The absurdity of the point of view generally assumed by the negative historical criticism escapes general ridicule simply owing to the 'darkness of time,' which conceals the objects upon which it is exercised. If its favorite methods and considerations were applied, e.g., to Mahomet or Peter the Great, there would be s little left of these historical heroes as of Dido or Romulus. Every one who has read Whately's admirable pamphlet on Napoleon will agree that the solar significance of this mythological hero is proved in it, in accordance with the strict rules of the critical school, and is worked out with a consistency, clearness, and completeness not often to be found in the more or less famous works of the negative critics, although the latter wrote without the least irony but with the most serious intentions.[Vladimir Soloviev, The Justification of the Good, von Peters, ed. Catholic Resources (Chattanooga, TN: 2015), p. 232n.]

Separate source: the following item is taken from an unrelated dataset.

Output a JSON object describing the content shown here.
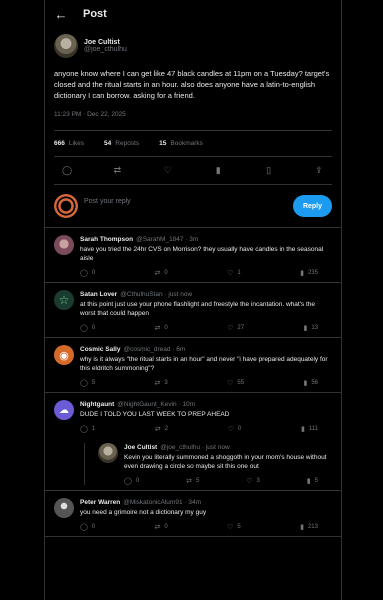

Whately's pamphlet is, of course, Historic Doubts Relative to Napoleon Buonaparte, his classic attack on Hume's essay on miracles.